After Adolf Hitler's murderous military force was defeated in 1945, the infamous red, white, and black swastika-bearing German flag was abolished along with all Nazi symbols. In 1949, the newly formed post-World War II countries of East Germany and West Germany both adopted the national flag colors in black, red and gold.
Following Hitler's campaign to exterminate Jews, the Nazi flag was an image of horror for most Germans. Imagine the worldwide condemnation if the newly formed countries of East and West Germany had decided to adopt the Nazi flag with its black swastika.
How dare do the people of the United States consider it appropriate to fly the tri-colored red, white, and blue stars-and-stripes flag—which carried to existence during the eighteenth century when the U.S. was decimating the sacred lands and cultures of Native Americans and trafficking in enslaved humans from Africa.
Today, the people of a country that considers itself the rear of the free world want to relinquish this symbol of historical trauma, just as East and West Germany relinquished theirs after World War Two. Not doing so is to embrace a heritage rooted in oppression, thus ignoring the feelings of millions of Americans—the feelings of those who were oppressed, enslaved, and murdered on soil over which the stars and stripes fly.
The U.S. has made significant progress in improving race relations among its citizens. But it has not yet come to terms with the hard truth that no [inaudible] has tried, no spoken words, no fathers will separate its country's dark history from his flag.

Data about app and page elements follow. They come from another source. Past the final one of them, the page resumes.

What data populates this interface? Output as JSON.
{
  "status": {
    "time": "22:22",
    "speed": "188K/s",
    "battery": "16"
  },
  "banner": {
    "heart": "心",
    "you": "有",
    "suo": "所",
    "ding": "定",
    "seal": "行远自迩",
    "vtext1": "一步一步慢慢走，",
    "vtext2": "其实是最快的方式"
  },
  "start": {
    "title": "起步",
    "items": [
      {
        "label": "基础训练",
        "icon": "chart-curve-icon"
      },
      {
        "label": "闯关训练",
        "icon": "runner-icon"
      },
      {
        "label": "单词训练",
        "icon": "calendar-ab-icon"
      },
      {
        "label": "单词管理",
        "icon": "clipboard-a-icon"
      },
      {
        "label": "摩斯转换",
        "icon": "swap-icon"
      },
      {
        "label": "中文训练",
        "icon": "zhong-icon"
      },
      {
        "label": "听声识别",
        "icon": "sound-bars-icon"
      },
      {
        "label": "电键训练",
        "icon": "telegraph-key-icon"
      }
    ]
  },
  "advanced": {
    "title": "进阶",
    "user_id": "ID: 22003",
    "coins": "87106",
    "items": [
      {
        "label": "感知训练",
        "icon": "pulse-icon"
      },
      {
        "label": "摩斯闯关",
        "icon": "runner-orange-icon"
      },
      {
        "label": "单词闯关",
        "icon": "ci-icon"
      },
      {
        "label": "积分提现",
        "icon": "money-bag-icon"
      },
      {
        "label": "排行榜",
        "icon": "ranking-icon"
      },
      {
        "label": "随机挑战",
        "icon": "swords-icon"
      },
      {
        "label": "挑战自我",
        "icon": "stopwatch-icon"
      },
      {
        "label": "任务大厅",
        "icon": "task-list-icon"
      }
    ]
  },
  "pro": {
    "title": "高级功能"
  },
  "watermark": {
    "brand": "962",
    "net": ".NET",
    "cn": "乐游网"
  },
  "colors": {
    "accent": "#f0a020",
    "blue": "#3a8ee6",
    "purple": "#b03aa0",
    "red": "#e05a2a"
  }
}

If history has been written, then it cannot be erased. But, as history has shown, it can be transcended.
In 1994, three years after South Africa abolished its brutal and oppressive system of apartheid, the country began to transcend its deep racial divide by electing as president, former political prisoner and African National Congress leader Nelson Mandela. The late Mandela's election often overshadows the equally important adoption in 1994 of a flag designed to civilize an all-inclusive, ideal of unity. On the flag: six colors. The yellow, black and green represent the African National Congress, which brought about the end of apartheid. The remaining red, white, and blue represent the Boer of Republic, fathered by South Africans early debt settlers.

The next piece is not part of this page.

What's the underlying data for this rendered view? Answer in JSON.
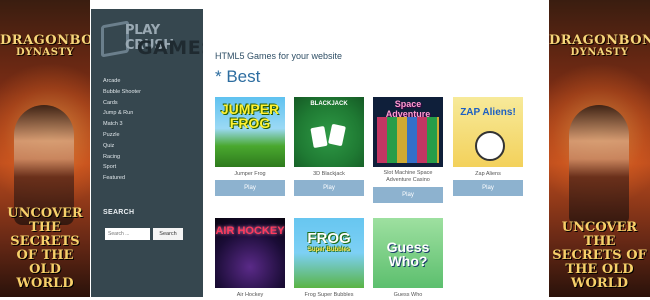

The flag remains the national flag today, demonstrating to the world that great racial division can be mended. If South Africa can transcend their history of apartheid, the U.S. can transcend its history of racial strife also. With the still ongoing racial divide in the U.S. today made visible, when unarmed people of color were killed by law enforcement officers, it would be a bold step toward atoning for its dark history, if the U.S. retired the stars and stripes and adopted a new flag, baring in its design a symbol of unity.
After coming through the aid of many members of the global community, the people of the U.S. need to come to their own aid by transcending their dark racial history. President Donald Trump might not agree, but the U.S. need not regress to a time of greatness for a limited few, instead, it needs to progress toward becoming great for all of its citizens. Adopting a new flag will be a giant step in that direction. The world rejoiced in 1994 when South Africa adopted their more inclusive flag. And I'm pretty sure it would do the same for the United States. So, at the title of the time, Spike Lee feels to just, "Do the Right Thing" America, and [inaudible], make the flag great.
Learn more about this Ohio political prisoner, who was the subject of a feature length documentary film, Invisible Chess: The Jason Goudlock Story. As well as the author of the novel Brother of The Struggle, by logging onto freeJasonGoudlock.org. That's free Jason, G-o-u-d-l-o-c-k, dot org.
(Sound of a cell door closing.) These commentaries are recorded by Noelle Hanrahan of Prison Radio.